- EXERCISE BRIEF: Could you show all lines in the entries below that contain the string "Abrechnungen"?

- DATASET:
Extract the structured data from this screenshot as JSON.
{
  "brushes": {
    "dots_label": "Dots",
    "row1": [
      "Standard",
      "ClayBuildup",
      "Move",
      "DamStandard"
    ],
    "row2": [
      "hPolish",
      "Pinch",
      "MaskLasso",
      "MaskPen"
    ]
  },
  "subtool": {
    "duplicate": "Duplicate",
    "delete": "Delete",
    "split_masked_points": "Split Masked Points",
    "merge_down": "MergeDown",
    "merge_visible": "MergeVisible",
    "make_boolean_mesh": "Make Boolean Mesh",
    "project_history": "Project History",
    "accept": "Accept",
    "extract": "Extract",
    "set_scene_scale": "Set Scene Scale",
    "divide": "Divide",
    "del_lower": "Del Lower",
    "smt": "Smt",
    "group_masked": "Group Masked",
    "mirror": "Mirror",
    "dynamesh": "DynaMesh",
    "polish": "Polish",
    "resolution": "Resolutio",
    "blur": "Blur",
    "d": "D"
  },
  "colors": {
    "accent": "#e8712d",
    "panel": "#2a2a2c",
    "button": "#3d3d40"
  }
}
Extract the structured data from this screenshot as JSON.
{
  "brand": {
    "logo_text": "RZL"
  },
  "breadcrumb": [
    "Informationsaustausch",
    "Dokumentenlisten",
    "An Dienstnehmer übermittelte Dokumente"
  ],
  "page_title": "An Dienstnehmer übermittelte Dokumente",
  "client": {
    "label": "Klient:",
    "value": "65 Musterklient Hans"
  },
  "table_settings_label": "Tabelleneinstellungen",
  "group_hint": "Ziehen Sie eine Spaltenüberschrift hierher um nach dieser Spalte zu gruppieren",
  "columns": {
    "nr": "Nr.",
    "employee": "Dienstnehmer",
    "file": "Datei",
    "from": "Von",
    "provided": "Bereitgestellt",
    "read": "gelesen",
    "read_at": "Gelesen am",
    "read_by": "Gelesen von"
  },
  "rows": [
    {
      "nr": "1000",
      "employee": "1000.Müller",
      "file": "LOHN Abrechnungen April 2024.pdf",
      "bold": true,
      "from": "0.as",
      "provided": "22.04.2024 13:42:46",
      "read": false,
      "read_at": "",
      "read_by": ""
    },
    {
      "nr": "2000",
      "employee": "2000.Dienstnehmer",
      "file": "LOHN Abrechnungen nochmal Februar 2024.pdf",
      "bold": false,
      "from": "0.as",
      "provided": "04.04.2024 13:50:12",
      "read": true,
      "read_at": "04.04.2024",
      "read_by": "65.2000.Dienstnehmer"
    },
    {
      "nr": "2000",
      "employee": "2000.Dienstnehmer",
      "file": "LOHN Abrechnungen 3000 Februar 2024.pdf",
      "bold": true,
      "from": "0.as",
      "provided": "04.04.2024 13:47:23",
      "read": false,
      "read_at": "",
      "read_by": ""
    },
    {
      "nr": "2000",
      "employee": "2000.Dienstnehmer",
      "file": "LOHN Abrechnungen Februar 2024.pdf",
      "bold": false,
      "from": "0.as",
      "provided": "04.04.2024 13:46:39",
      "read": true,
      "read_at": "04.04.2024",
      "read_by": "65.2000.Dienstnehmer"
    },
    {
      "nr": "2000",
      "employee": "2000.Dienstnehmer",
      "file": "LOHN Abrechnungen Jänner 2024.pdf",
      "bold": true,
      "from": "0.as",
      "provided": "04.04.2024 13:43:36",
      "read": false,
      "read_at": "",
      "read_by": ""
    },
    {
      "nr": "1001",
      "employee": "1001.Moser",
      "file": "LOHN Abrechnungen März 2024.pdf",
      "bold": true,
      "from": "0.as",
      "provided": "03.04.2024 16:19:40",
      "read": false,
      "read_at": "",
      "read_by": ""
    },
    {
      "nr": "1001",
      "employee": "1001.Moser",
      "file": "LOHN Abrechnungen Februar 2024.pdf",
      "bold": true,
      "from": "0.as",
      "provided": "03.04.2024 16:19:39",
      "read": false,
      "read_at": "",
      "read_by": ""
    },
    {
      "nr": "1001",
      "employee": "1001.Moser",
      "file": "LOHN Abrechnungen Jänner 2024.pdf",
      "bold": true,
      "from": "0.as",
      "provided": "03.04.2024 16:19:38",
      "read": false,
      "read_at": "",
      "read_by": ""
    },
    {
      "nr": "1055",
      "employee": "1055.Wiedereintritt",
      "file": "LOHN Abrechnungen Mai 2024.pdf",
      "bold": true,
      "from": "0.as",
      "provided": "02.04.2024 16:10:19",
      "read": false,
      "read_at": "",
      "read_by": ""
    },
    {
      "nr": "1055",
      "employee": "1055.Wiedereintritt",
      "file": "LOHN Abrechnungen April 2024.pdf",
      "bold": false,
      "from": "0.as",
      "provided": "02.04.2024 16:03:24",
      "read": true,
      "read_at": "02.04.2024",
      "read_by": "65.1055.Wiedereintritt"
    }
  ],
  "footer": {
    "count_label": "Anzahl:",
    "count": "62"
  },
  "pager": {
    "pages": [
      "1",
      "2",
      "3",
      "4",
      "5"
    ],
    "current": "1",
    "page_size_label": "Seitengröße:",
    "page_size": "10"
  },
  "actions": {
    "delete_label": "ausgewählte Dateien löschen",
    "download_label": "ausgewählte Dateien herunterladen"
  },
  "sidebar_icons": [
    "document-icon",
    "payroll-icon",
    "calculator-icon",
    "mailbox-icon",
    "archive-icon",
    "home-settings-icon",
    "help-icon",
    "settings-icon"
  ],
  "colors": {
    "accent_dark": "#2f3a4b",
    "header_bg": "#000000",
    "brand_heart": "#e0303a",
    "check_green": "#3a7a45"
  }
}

- RESULT BELOW:
      "file": "LOHN Abrechnungen April 2024.pdf",
      "file": "LOHN Abrechnungen nochmal Februar 2024.pdf",
      "file": "LOHN Abrechnungen 3000 Februar 2024.pdf",
      "file": "LOHN Abrechnungen Februar 2024.pdf",
      "file": "LOHN Abrechnungen Jänner 2024.pdf",
      "file": "LOHN Abrechnungen März 2024.pdf",
      "file": "LOHN Abrechnungen Februar 2024.pdf",
      "file": "LOHN Abrechnungen Jänner 2024.pdf",
      "file": "LOHN Abrechnungen Mai 2024.pdf",
      "file": "LOHN Abrechnungen April 2024.pdf",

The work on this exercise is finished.